TiVo prepping next-generation DVRs with new remote control, up to six tuners

TiVo prepping next-generation DVRs with new remote control, up to six tuners

Share this story

TiVo logo
TiVo logo

While TiVo's Premiere DVR hardware line is moving past its prime, signs indicate new, higher-performance models are headed to store shelves this fall. TiVo first alluded to "several" new devices earlier this year when petitioning the FCC to waive an archaic analog tuner requirement. Beyond supporting digital cable via CableCARD, TiVo intends some of these new products to also tune digital over-the-air (OTA) broadcasts via antenna. Whereas only the existing two-tuner Premiere currently offers this feature, sources tell The Verge that OTA tuning will be supported by an upcoming four-tuner "Series 5" DVR. Further, via multiple sources, we've learned TiVo is prepping a beefy six-tuner DVR that can expand beyond the 2-terabyte storage limit, making for a capacious media hub ideally suited to feed a number of TiVo Mini extenders sprinkled around the home.
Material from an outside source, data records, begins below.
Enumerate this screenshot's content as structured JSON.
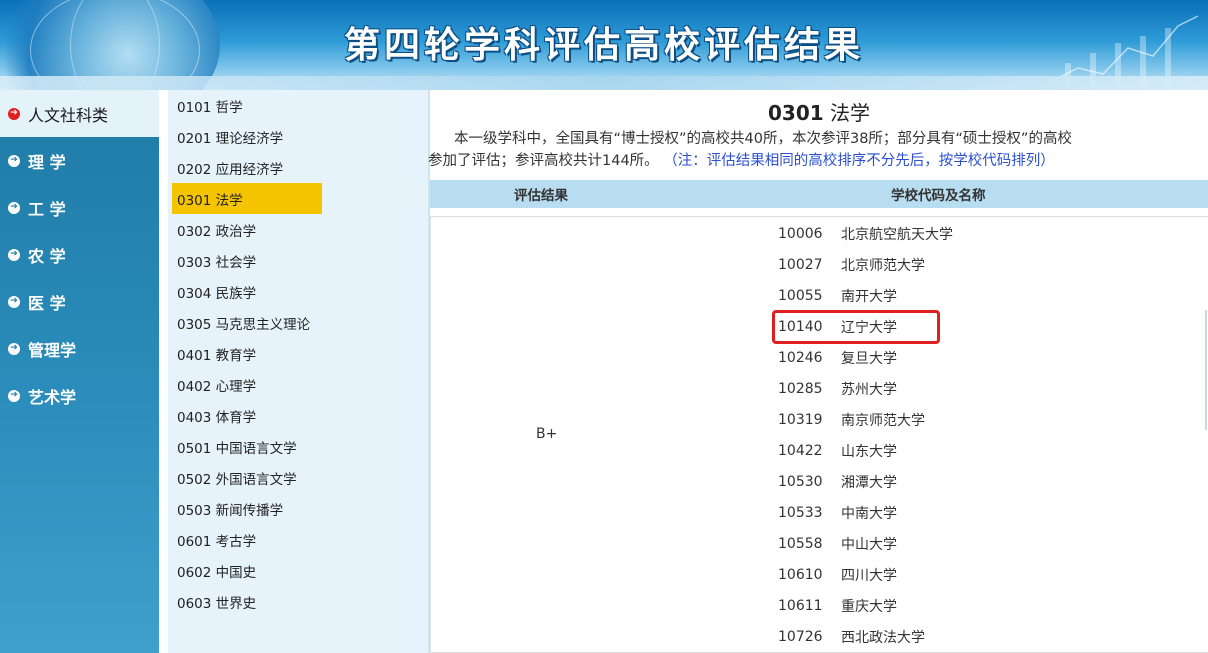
{
  "banner": {
    "title": "第四轮学科评估高校评估结果"
  },
  "categories": [
    {
      "label": "人文社科类",
      "active": true
    },
    {
      "label": "理 学",
      "active": false
    },
    {
      "label": "工 学",
      "active": false
    },
    {
      "label": "农 学",
      "active": false
    },
    {
      "label": "医 学",
      "active": false
    },
    {
      "label": "管理学",
      "active": false
    },
    {
      "label": "艺术学",
      "active": false
    }
  ],
  "subjects": [
    {
      "label": "0101 哲学",
      "active": false
    },
    {
      "label": "0201 理论经济学",
      "active": false
    },
    {
      "label": "0202 应用经济学",
      "active": false
    },
    {
      "label": "0301 法学",
      "active": true
    },
    {
      "label": "0302 政治学",
      "active": false
    },
    {
      "label": "0303 社会学",
      "active": false
    },
    {
      "label": "0304 民族学",
      "active": false
    },
    {
      "label": "0305 马克思主义理论",
      "active": false
    },
    {
      "label": "0401 教育学",
      "active": false
    },
    {
      "label": "0402 心理学",
      "active": false
    },
    {
      "label": "0403 体育学",
      "active": false
    },
    {
      "label": "0501 中国语言文学",
      "active": false
    },
    {
      "label": "0502 外国语言文学",
      "active": false
    },
    {
      "label": "0503 新闻传播学",
      "active": false
    },
    {
      "label": "0601 考古学",
      "active": false
    },
    {
      "label": "0602 中国史",
      "active": false
    },
    {
      "label": "0603 世界史",
      "active": false
    }
  ],
  "main": {
    "subject_code": "0301",
    "subject_name": "法学",
    "description_line1": "本一级学科中，全国具有“博士授权”的高校共40所，本次参评38所；部分具有“硕士授权”的高校",
    "description_line2": "参加了评估；参评高校共计144所。",
    "description_note": "（注：评估结果相同的高校排序不分先后，按学校代码排列）",
    "table_headers": {
      "result": "评估结果",
      "school": "学校代码及名称"
    },
    "grade": "B+",
    "schools": [
      {
        "code": "10006",
        "name": "北京航空航天大学"
      },
      {
        "code": "10027",
        "name": "北京师范大学"
      },
      {
        "code": "10055",
        "name": "南开大学"
      },
      {
        "code": "10140",
        "name": "辽宁大学",
        "highlighted": true
      },
      {
        "code": "10246",
        "name": "复旦大学"
      },
      {
        "code": "10285",
        "name": "苏州大学"
      },
      {
        "code": "10319",
        "name": "南京师范大学"
      },
      {
        "code": "10422",
        "name": "山东大学"
      },
      {
        "code": "10530",
        "name": "湘潭大学"
      },
      {
        "code": "10533",
        "name": "中南大学"
      },
      {
        "code": "10558",
        "name": "中山大学"
      },
      {
        "code": "10610",
        "name": "四川大学"
      },
      {
        "code": "10611",
        "name": "重庆大学"
      },
      {
        "code": "10726",
        "name": "西北政法大学"
      }
    ]
  },
  "colors": {
    "sidebar_blue": "#1f7aa6",
    "active_subject": "#f5c400",
    "highlight_red": "#e02020",
    "note_blue": "#2b4fd0"
  }
}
It's likely no coincidence that a new TiVo remote control just passed through the FCC. This combo IR / RF clicker could replace the discontinued Slide — it's unclear whether it'll carry over the built-in QWERTY keyboard, but it may feature audible alerts. A primary benefit of RF support is the ability to operate devices behind cabinets, something many would find useful. As the new remote goes goes by the model number "S5-S," it's easy to assume that it's a reference to "Series 5," which would make sense given the TiVo Premiere line's "Series 4" designation.
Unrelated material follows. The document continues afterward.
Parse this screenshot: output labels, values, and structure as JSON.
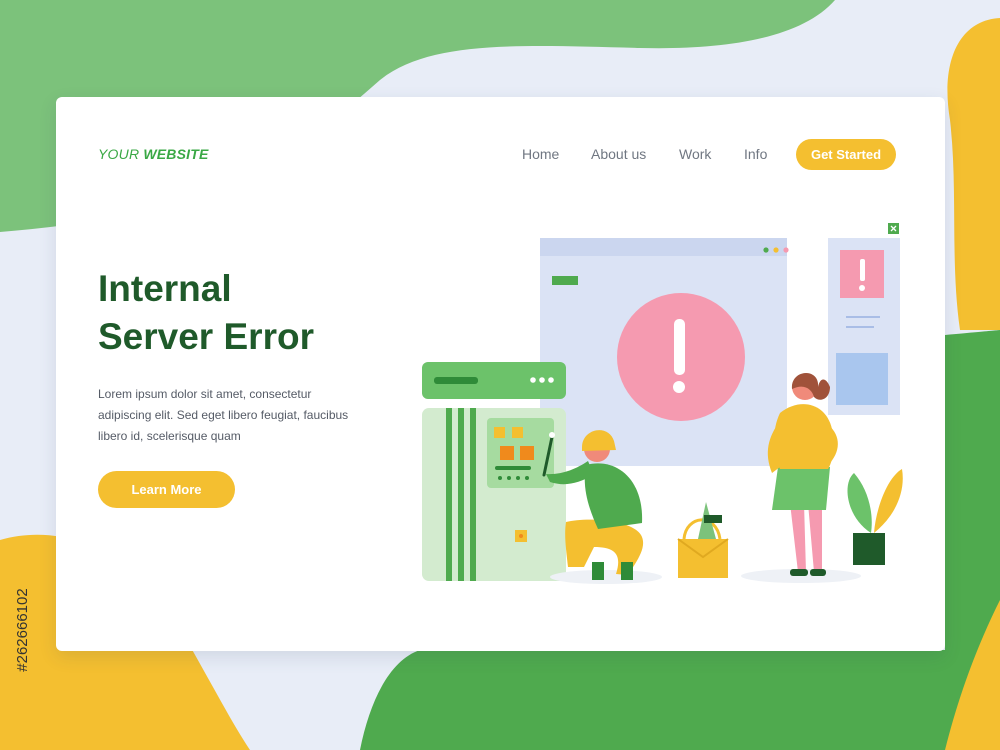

An image of the new TiVo remote, taken from its FCC documentation, shows the classic "peanut" shape.

In terms of what else might ship with updated TiVo DVRs, we expect to see a significantly more modern and capable Broadcom processor than what's found inside the TiVo Premiere. Faster silicon would theoretically give a next-gen TiVo the horsepower to directly integrate the functionality of the TiVo Stream without needing an external box (though it could ignore that fact and continue to require the box anyway). We're also still waiting on a completed HD user interface some three and a half years after its introduction, so hopefully, its recent $490 million cash infusion funds a larger development staff.
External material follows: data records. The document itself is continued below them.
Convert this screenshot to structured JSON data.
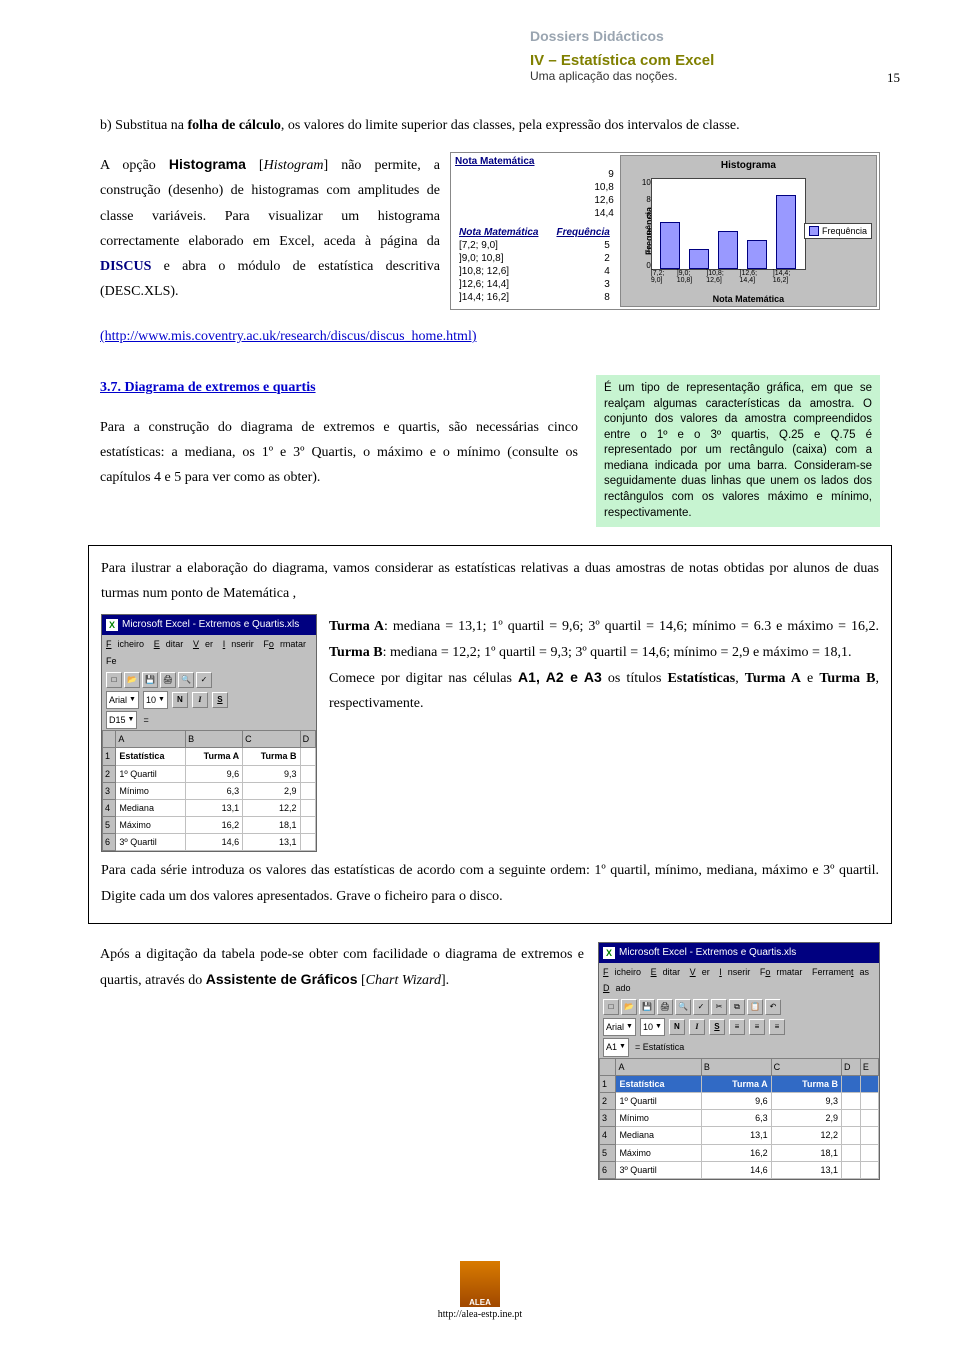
{
  "header": {
    "dossiers": "Dossiers Didácticos",
    "title": "IV – Estatística com Excel",
    "subtitle": "Uma aplicação das noções.",
    "page": "15"
  },
  "intro": {
    "p1a": "b) Substitua na ",
    "p1b": "folha de cálculo",
    "p1c": ", os valores do limite superior das classes, pela expressão dos intervalos de classe.",
    "p2a": "A opção ",
    "p2b": "Histograma",
    "p2c": " [",
    "p2d": "Histogram",
    "p2e": "] não permite, a construção (desenho) de histogramas com amplitudes de classe variáveis. Para visualizar um histograma correctamente elaborado em Excel, aceda à página da ",
    "p2f": "DISCUS",
    "p2g": " e abra o módulo de estatística descritiva (DESC.XLS)."
  },
  "chart_data": {
    "type": "bar",
    "title": "Histograma",
    "xlabel": "Nota Matemática",
    "ylabel": "Frequência",
    "legend": "Frequência",
    "ylim": [
      0,
      10
    ],
    "yticks": [
      "10",
      "8",
      "6",
      "4",
      "2",
      "0"
    ],
    "nota_values": [
      "9",
      "10,8",
      "12,6",
      "14,4"
    ],
    "freq_table": {
      "headers": [
        "Nota Matemática",
        "Frequência"
      ],
      "rows": [
        [
          "[7,2; 9,0]",
          "5"
        ],
        [
          "]9,0; 10,8]",
          "2"
        ],
        [
          "]10,8; 12,6]",
          "4"
        ],
        [
          "]12,6; 14,4]",
          "3"
        ],
        [
          "]14,4; 16,2]",
          "8"
        ]
      ]
    },
    "xtick_labels": [
      "[7,2; 9,0]",
      "]9,0; 10,8]",
      "]10,8; 12,6]",
      "]12,6; 14,4]",
      "]14,4; 16,2]"
    ],
    "values": [
      5,
      2,
      4,
      3,
      8
    ]
  },
  "discus_link": "(http://www.mis.coventry.ac.uk/research/discus/discus_home.html)",
  "section37": {
    "title": "3.7. Diagrama de extremos e quartis",
    "p": "Para a construção do diagrama de extremos e quartis, são necessárias cinco estatísticas: a mediana, os 1º e 3º Quartis, o máximo e o mínimo (consulte os capítulos 4 e 5 para ver como as obter)."
  },
  "greenbox": "É um tipo de representação gráfica, em que se realçam algumas características da amostra. O conjunto dos valores da amostra compreendidos entre o 1º e o 3º quartis, Q.25 e Q.75 é representado por um rectângulo (caixa) com a mediana indicada por uma barra. Consideram-se seguidamente duas linhas que unem os lados dos rectângulos com os valores máximo e mínimo, respectivamente.",
  "framed": {
    "lead": "Para ilustrar a elaboração do diagrama, vamos considerar as estatísticas relativas a duas amostras de notas obtidas por alunos de duas turmas num ponto de Matemática , ",
    "turmaA": "Turma A",
    "ta_data": ": mediana = 13,1; 1º quartil = 9,6; 3º quartil = 14,6; mínimo = 6.3 e máximo = 16,2. ",
    "turmaB": "Turma B",
    "tb_data": ": mediana = 12,2; 1º quartil = 9,3; 3º quartil = 14,6; mínimo = 2,9 e máximo = 18,1.",
    "comece_a": "Comece por digitar nas células ",
    "comece_b": "A1, A2 e A3",
    "comece_c": " os títulos ",
    "comece_d": "Estatísticas",
    "comece_e": ", ",
    "comece_f": "Turma A",
    "comece_g": " e ",
    "comece_h": "Turma B",
    "comece_i": ", respectivamente.",
    "p3": "Para cada série introduza os valores das estatísticas de acordo com a seguinte ordem: 1º quartil, mínimo, mediana, máximo e 3º quartil. Digite cada um dos valores apresentados. Grave o ficheiro para o disco."
  },
  "excel_shot": {
    "title": "Microsoft Excel - Extremos e Quartis.xls",
    "menu": {
      "file": "Ficheiro",
      "edit": "Editar",
      "view": "Ver",
      "insert": "Inserir",
      "format": "Formatar",
      "tools": "Fe"
    },
    "font": "Arial",
    "size": "10",
    "cellref": "D15",
    "equals": "=",
    "columns": [
      "",
      "A",
      "B",
      "C",
      "D"
    ],
    "rows": [
      [
        "1",
        "Estatística",
        "Turma A",
        "Turma B",
        ""
      ],
      [
        "2",
        "1º Quartil",
        "9,6",
        "9,3",
        ""
      ],
      [
        "3",
        "Mínimo",
        "6,3",
        "2,9",
        ""
      ],
      [
        "4",
        "Mediana",
        "13,1",
        "12,2",
        ""
      ],
      [
        "5",
        "Máximo",
        "16,2",
        "18,1",
        ""
      ],
      [
        "6",
        "3º Quartil",
        "14,6",
        "13,1",
        ""
      ]
    ]
  },
  "excel_shot2": {
    "title": "Microsoft Excel - Extremos e Quartis.xls",
    "menu": {
      "file": "Ficheiro",
      "edit": "Editar",
      "view": "Ver",
      "insert": "Inserir",
      "format": "Formatar",
      "tools": "Ferramentas",
      "data": "Dado"
    },
    "font": "Arial",
    "size": "10",
    "cellref": "A1",
    "equals": "= Estatística",
    "columns": [
      "",
      "A",
      "B",
      "C",
      "D",
      "E"
    ],
    "rows": [
      [
        "1",
        "Estatística",
        "Turma A",
        "Turma B",
        "",
        ""
      ],
      [
        "2",
        "1º Quartil",
        "9,6",
        "9,3",
        "",
        ""
      ],
      [
        "3",
        "Mínimo",
        "6,3",
        "2,9",
        "",
        ""
      ],
      [
        "4",
        "Mediana",
        "13,1",
        "12,2",
        "",
        ""
      ],
      [
        "5",
        "Máximo",
        "16,2",
        "18,1",
        "",
        ""
      ],
      [
        "6",
        "3º Quartil",
        "14,6",
        "13,1",
        "",
        ""
      ]
    ]
  },
  "after_frame": {
    "p1": "Após a digitação da tabela pode-se obter com facilidade o diagrama de extremos e quartis, através do ",
    "p2": "Assistente de Gráficos",
    "p3": " [",
    "p4": "Chart Wizard",
    "p5": "]."
  },
  "footer": {
    "logo": "ALEA",
    "url": "http://alea-estp.ine.pt"
  }
}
Hopefully, TiVo's $490 million cash infusion funds a larger development staff

But with more television and movie content arriving on demand via cable providers, over-the-top services such as Netflix, and outright piracy, we wonder how many consumers actually have a need for six tuners. Further, TiVo's retail barriers remain the same after all these years: Convincing consumers to acquire a cable box from someone other than their operator, pay a separate subscription, and take on a still-sometimes-frustrating CableCARD install (satellite subscribers, meanwhile, have to look elsewhere). TiVo appears to be firing on all cylinders in supporting smaller, second- and third-tier US cable providers — but with well-positioned competitors at every turn, including the media-centric Xbox One, the ultra-open Roku 3 app platform, and progressive cable company DVRs — TiVo's job doesn't look to get any easier with a new portfolio of hardware.

Update: The original version of this article stated that the TiVo Slide remote was Bluetooth-only, but it also features IR support.